RECORDS TO PROCESS: Begin
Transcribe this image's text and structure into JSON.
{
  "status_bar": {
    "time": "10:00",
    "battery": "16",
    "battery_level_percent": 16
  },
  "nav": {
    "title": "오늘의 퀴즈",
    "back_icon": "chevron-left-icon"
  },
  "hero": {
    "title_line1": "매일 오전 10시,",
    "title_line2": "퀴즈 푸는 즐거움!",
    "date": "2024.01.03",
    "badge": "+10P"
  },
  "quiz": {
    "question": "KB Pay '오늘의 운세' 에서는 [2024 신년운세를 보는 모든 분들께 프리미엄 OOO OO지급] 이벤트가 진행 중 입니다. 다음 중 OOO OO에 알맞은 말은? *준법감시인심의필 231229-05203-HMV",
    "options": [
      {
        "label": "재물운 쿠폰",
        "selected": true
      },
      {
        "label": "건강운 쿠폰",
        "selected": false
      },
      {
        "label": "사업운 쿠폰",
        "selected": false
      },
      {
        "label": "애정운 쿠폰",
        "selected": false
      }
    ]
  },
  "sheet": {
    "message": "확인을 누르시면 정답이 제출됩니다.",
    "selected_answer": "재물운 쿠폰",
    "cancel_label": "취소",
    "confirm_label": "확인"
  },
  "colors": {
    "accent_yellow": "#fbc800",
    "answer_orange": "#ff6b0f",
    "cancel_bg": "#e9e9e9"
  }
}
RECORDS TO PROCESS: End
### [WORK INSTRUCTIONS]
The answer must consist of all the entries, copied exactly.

### [REPLY]
Transcribe this image's text and structure into JSON.
{
  "status_bar": {
    "time": "10:00",
    "battery": "16",
    "battery_level_percent": 16
  },
  "nav": {
    "title": "오늘의 퀴즈",
    "back_icon": "chevron-left-icon"
  },
  "hero": {
    "title_line1": "매일 오전 10시,",
    "title_line2": "퀴즈 푸는 즐거움!",
    "date": "2024.01.03",
    "badge": "+10P"
  },
  "quiz": {
    "question": "KB Pay '오늘의 운세' 에서는 [2024 신년운세를 보는 모든 분들께 프리미엄 OOO OO지급] 이벤트가 진행 중 입니다. 다음 중 OOO OO에 알맞은 말은? *준법감시인심의필 231229-05203-HMV",
    "options": [
      {
        "label": "재물운 쿠폰",
        "selected": true
      },
      {
        "label": "건강운 쿠폰",
        "selected": false
      },
      {
        "label": "사업운 쿠폰",
        "selected": false
      },
      {
        "label": "애정운 쿠폰",
        "selected": false
      }
    ]
  },
  "sheet": {
    "message": "확인을 누르시면 정답이 제출됩니다.",
    "selected_answer": "재물운 쿠폰",
    "cancel_label": "취소",
    "confirm_label": "확인"
  },
  "colors": {
    "accent_yellow": "#fbc800",
    "answer_orange": "#ff6b0f",
    "cancel_bg": "#e9e9e9"
  }
}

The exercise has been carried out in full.